------ Source material
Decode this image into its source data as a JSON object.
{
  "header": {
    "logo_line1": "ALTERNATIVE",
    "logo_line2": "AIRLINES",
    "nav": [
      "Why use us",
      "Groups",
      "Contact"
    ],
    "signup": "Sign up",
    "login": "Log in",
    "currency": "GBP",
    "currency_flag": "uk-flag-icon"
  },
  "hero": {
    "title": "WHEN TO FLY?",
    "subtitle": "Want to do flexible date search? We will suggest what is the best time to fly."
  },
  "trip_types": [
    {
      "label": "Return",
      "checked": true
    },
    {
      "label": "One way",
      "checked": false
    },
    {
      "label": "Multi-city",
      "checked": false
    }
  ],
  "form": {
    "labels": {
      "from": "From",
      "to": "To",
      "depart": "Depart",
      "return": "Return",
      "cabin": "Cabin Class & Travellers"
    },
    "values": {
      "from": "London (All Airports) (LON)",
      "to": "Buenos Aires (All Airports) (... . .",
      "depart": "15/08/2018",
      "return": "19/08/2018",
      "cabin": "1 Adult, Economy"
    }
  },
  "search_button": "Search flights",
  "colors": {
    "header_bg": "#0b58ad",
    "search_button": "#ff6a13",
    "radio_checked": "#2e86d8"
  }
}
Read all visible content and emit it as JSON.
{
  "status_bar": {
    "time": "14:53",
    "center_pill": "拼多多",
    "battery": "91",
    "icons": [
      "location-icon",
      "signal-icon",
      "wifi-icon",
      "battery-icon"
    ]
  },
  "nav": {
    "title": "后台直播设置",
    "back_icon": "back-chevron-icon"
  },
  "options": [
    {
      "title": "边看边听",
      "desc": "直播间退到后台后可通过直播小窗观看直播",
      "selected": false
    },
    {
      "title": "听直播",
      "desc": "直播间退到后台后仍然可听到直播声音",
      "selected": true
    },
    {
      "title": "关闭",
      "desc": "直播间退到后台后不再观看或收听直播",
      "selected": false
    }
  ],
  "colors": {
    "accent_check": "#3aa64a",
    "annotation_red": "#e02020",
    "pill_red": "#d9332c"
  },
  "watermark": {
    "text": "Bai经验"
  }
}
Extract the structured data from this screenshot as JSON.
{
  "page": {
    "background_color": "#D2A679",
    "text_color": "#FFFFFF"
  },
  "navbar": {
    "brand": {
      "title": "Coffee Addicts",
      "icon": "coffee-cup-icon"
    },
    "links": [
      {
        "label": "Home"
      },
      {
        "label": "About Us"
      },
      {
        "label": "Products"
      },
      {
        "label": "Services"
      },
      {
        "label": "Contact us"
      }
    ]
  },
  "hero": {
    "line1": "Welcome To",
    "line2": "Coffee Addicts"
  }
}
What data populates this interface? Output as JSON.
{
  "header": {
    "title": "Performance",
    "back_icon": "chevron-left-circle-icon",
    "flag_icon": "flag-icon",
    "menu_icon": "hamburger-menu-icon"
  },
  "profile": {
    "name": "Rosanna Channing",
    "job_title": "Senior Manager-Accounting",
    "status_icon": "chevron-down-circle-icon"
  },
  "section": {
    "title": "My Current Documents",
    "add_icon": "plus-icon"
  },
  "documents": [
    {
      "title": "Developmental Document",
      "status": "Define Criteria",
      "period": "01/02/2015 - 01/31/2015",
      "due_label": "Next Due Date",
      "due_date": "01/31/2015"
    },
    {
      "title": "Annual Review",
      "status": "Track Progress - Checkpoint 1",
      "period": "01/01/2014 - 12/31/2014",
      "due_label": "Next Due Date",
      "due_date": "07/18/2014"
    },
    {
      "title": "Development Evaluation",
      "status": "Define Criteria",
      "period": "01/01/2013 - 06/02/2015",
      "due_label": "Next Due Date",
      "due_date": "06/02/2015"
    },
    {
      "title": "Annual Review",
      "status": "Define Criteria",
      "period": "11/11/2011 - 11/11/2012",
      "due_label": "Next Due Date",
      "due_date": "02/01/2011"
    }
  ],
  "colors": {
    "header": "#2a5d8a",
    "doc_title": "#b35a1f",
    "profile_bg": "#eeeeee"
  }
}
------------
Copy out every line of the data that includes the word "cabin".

▸ Problem solution:
      "cabin": "Cabin Class & Travellers"
      "cabin": "1 Adult, Economy"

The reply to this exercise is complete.